 (ĭn-grānd′)
adj.
1. Firmly established, as by long conditioning; deep-seated: ingrained prejudice; the ingrained habits of a lifetime.
2. Worked deeply into the texture or fiber: a carpet disfigured by ingrained dirt.

ingrained

(ɪnˈɡreɪnd) or

engrained

adj
1. deeply impressed or instilled: his fears are deeply ingrained.
2. (prenominal) complete or inveterate; utter: an ingrained fool.
3. (esp of dirt) worked into or through the fibre, grain, pores, etc
ingrainedly, engrainedly adv
inˈgrainedness, enˈgrainedness n

in•grained

(ɪnˈgreɪnd, ˈɪnˌgreɪnd)

also engrained



adj.
1. firmly fixed; deep-rooted; inveterate: ingrained superstition.
2. wrought into or through the grain or fiber.
[1590–1600]
in•grain•ed•ly (ɪnˈgreɪ nɪd li, -ˈgreɪnd-) adv.
in•grain′ed•ness, n.
ingrain, ingrained - Ingrain literally means "work into the grain" (originally, of fabric), and ingrained is metaphorically "deep-seated."
See also related terms for metaphor.
ThesaurusAntonymsRelated WordsSynonymsLegend:
Adj.1.ingrained - (used especially of ideas or principles) deeply rooted; firmly fixed or held; "deep-rooted prejudice"; "deep-seated differences of opinion"; "implanted convictions"; "ingrained habits of a lifetime"; "a deeply planted need"
constituted, established - brought about or set up or accepted; especially long established; "the established social order"; "distrust the constituted authority"; "a team established as a member of a major league"; "enjoyed his prestige as an established writer"; "an established precedent"; "the established Church"

ingrained

engrained

ingrained

adjective
2. Forming an essential element, as arising from the basic structure of an individual:
Translations

ingrained

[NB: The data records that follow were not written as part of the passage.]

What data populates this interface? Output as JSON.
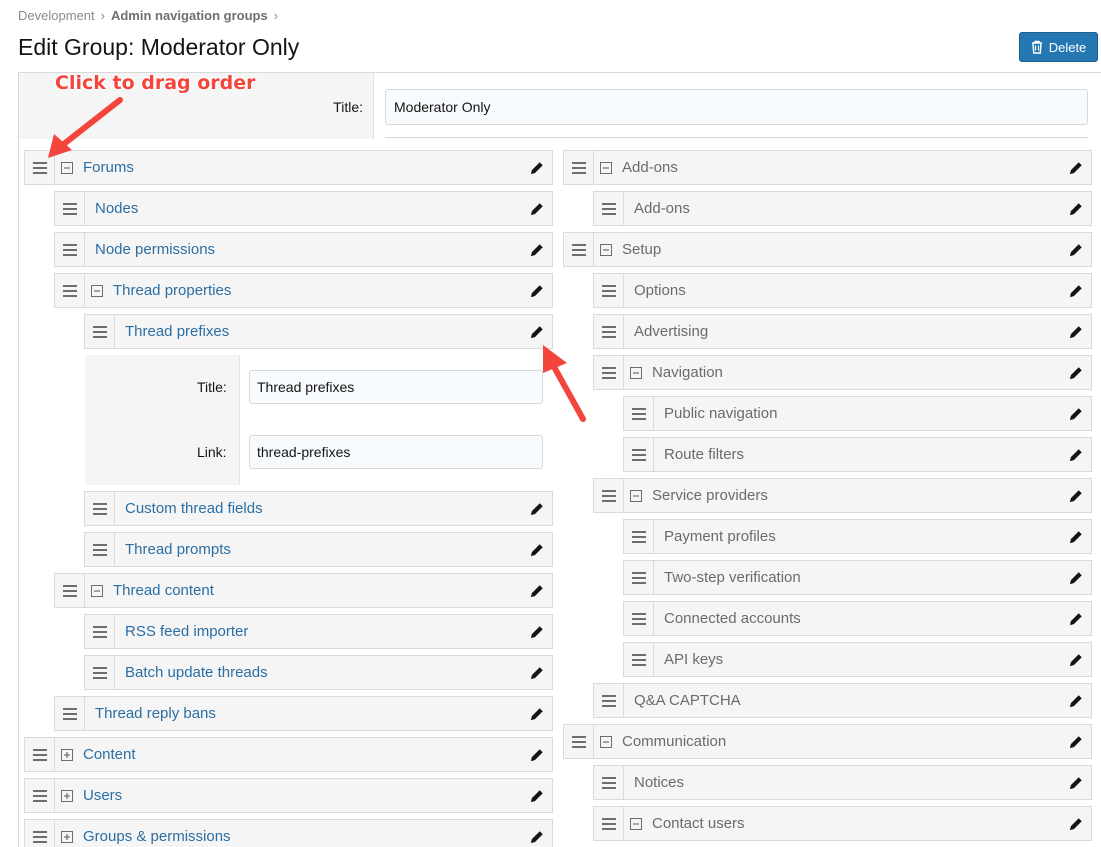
{
  "breadcrumb": {
    "items": [
      "Development",
      "Admin navigation groups"
    ],
    "sep": "›"
  },
  "page_title": "Edit Group: Moderator Only",
  "delete_label": "Delete",
  "title_label": "Title:",
  "title_value": "Moderator Only",
  "annotation": "Click to drag order",
  "left_rows": [
    {
      "label": "Forums",
      "toggle": "minus"
    },
    {
      "label": "Nodes"
    },
    {
      "label": "Node permissions"
    },
    {
      "label": "Thread properties",
      "toggle": "minus"
    },
    {
      "label": "Thread prefixes"
    },
    {
      "label": "Custom thread fields"
    },
    {
      "label": "Thread prompts"
    },
    {
      "label": "Thread content",
      "toggle": "minus"
    },
    {
      "label": "RSS feed importer"
    },
    {
      "label": "Batch update threads"
    },
    {
      "label": "Thread reply bans"
    },
    {
      "label": "Content",
      "toggle": "plus"
    },
    {
      "label": "Users",
      "toggle": "plus"
    },
    {
      "label": "Groups & permissions",
      "toggle": "plus"
    }
  ],
  "edit_form": {
    "title_label": "Title:",
    "title_value": "Thread prefixes",
    "link_label": "Link:",
    "link_value": "thread-prefixes"
  },
  "right_rows": [
    {
      "label": "Add-ons",
      "toggle": "minus"
    },
    {
      "label": "Add-ons"
    },
    {
      "label": "Setup",
      "toggle": "minus"
    },
    {
      "label": "Options"
    },
    {
      "label": "Advertising"
    },
    {
      "label": "Navigation",
      "toggle": "minus"
    },
    {
      "label": "Public navigation"
    },
    {
      "label": "Route filters"
    },
    {
      "label": "Service providers",
      "toggle": "minus"
    },
    {
      "label": "Payment profiles"
    },
    {
      "label": "Two-step verification"
    },
    {
      "label": "Connected accounts"
    },
    {
      "label": "API keys"
    },
    {
      "label": "Q&A CAPTCHA"
    },
    {
      "label": "Communication",
      "toggle": "minus"
    },
    {
      "label": "Notices"
    },
    {
      "label": "Contact users",
      "toggle": "minus"
    }
  ],
  "colors": {
    "accent": "#2577b1",
    "link": "#2b6ea3",
    "annotation": "#f4453d"
  },
  "icons": [
    "drag-handle-icon",
    "collapse-icon",
    "expand-icon",
    "pencil-icon",
    "trash-icon"
  ]
}
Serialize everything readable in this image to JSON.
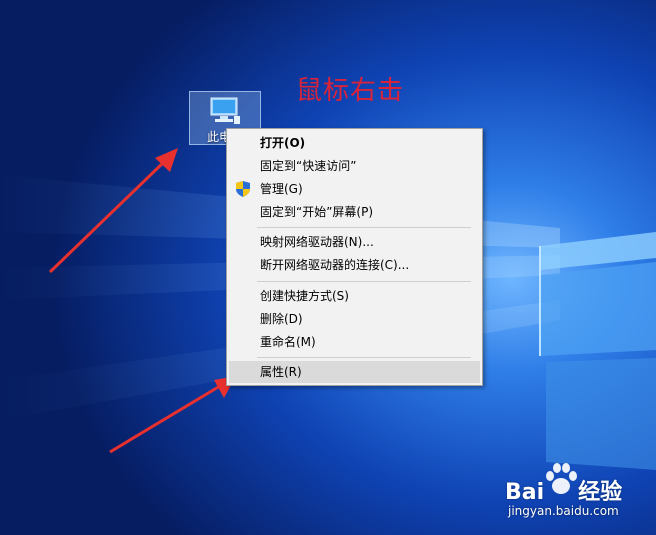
{
  "desktop_icon": {
    "label": "此电脑"
  },
  "annotation": "鼠标右击",
  "menu": {
    "items": [
      {
        "label": "打开(O)"
      },
      {
        "label": "固定到“快速访问”"
      },
      {
        "label": "管理(G)"
      },
      {
        "label": "固定到“开始”屏幕(P)"
      },
      {
        "label": "映射网络驱动器(N)..."
      },
      {
        "label": "断开网络驱动器的连接(C)..."
      },
      {
        "label": "创建快捷方式(S)"
      },
      {
        "label": "删除(D)"
      },
      {
        "label": "重命名(M)"
      },
      {
        "label": "属性(R)"
      }
    ]
  },
  "watermark": {
    "brand": "Bai",
    "brand_suffix": "经验",
    "url": "jingyan.baidu.com"
  },
  "colors": {
    "wallpaper": "#0a2f8c",
    "annotation": "#d8233a",
    "arrow": "#e8302e",
    "menu_bg": "#f2f2f2",
    "menu_highlight": "#dadada"
  },
  "icons": {
    "desktop": "computer-icon",
    "manage": "uac-shield-icon",
    "watermark": "paw-icon"
  }
}
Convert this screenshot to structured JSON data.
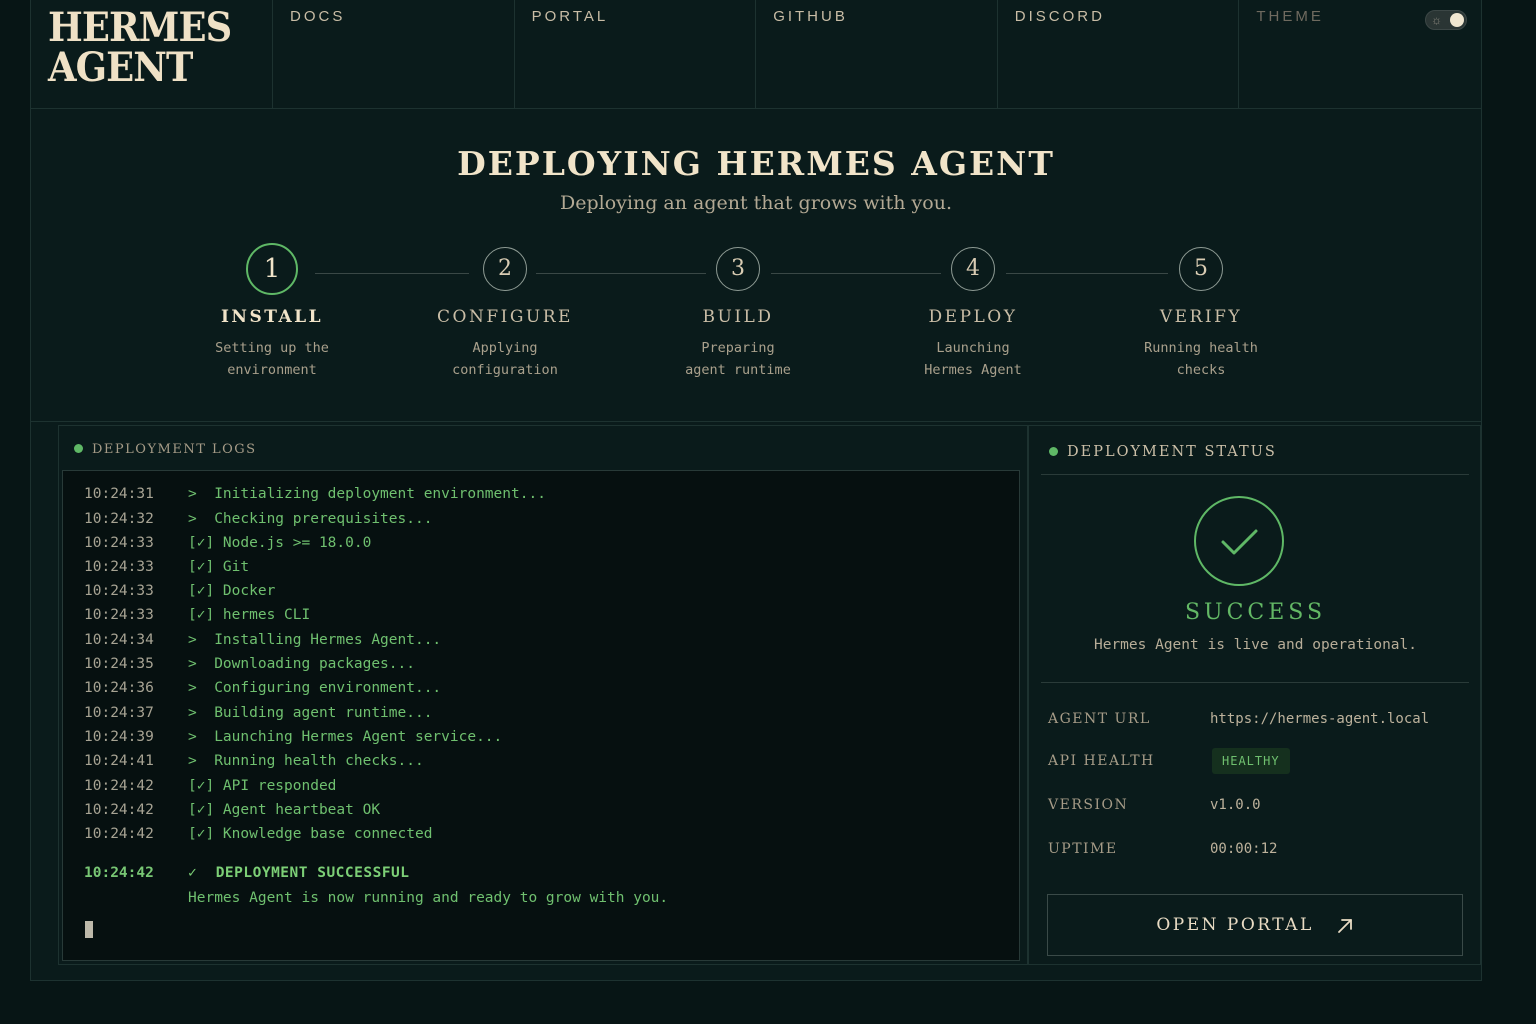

[ˈɪnˈgreɪnd] ADJ
1. [dirt, blood, stain] → incrustado
2. (fig) (= deep-seated) [attitude, ideas, habit, tradition] → arraigado
to be deeply ingrained in sbestar profundamente arraigado en algn

ingrained

[ɪnˈgreɪnd] adj [habit] → enraciné(e); [attitude, prejudice] → enraciné(e)
deeply ingrained → profondément enraciné(e)
deeply ingrained family loyalty → une loyauté familiale profondément enracinée
to be ingrained in sb → être enraciné(e) dans qn
to be ingrained in society → être enraciné(e) dans la société

ingrained

adj
(fig) habitfest, eingefleischt; prejudicetief verwurzelt or eingewurzelt; belieffest verankert, unerschütterlich; to be (deeply) ingrainedfest verwurzelt sein
dirttief eingedrungen, tief sitzend (attr); the dirt was deeply ingrained in the carpetder Schmutz hatte sich tief im Teppich festgesetzt; hands ingrained with dirtHände, bei denen sich der Schmutz in den Poren festgesetzt hat

ingrained

[ˈɪnˈgreɪnd] adj (dirt) → incrostato/a (fig) (ideas, tradition) → radicato/a; (habit, prejudice) → inveterato/a
References in classic literature ?
It was from Akut--a sudden, low growl, no louder than those he had been giving vent to the while he pranced about the dead bull, nor half so loud in fact; but of a timbre that bore straight to the perceptive faculties of the jungle beast ingrained in Korak.
The idea of absolute financial probity as the first law of a gentleman's code was too deeply ingrained in him for sentimental considerations to weaken it.
She was repelled by those lacerated hands, grimed by toil so that the very dirt of life was ingrained in the flesh itself, by that red chafe of the collar and those bulging muscles.
After a year Edinburgh dropped him, thus supplying substantial fuel for his ingrained poor man's jealousy and rancor at the privileged classes.
The community instinct was ingrained in their characters through ages of custom.
Any collection strong in self-help guides will find Better Than Before: Mastering the Habits of Our Everyday Lives offers a powerful survey of approaches that really work to change ingrained habits.
London, Oct 2 (ANI): German Chancellor Angela Merkel has admitted that she still has the urge to hoard food two decades after East and West Germany were reunited, because it is ingrained in her.
It's difficult to imagine what this alternate reality would look like because the way life is, is so ingrained in our daily lives.
As the national debate over the abuses ingrained in our capital punishment system continues, more and more people are conceding that there is an elephant in the room.
Fisman and Miguel conclude that corruption is deeply ingrained.
Ferer, whose husband, Port Authority Executive Director Neil Levin, died in the terrorist attacks, said, "We must never forget the tragic images that were ingrained in all of us in the weeks and months following the 9/11 attacks, even as we move forward to rebuild the site.
The ideas behind evolutionary biology have, since the publication of Darwin's writings, become ingrained in everyday culture.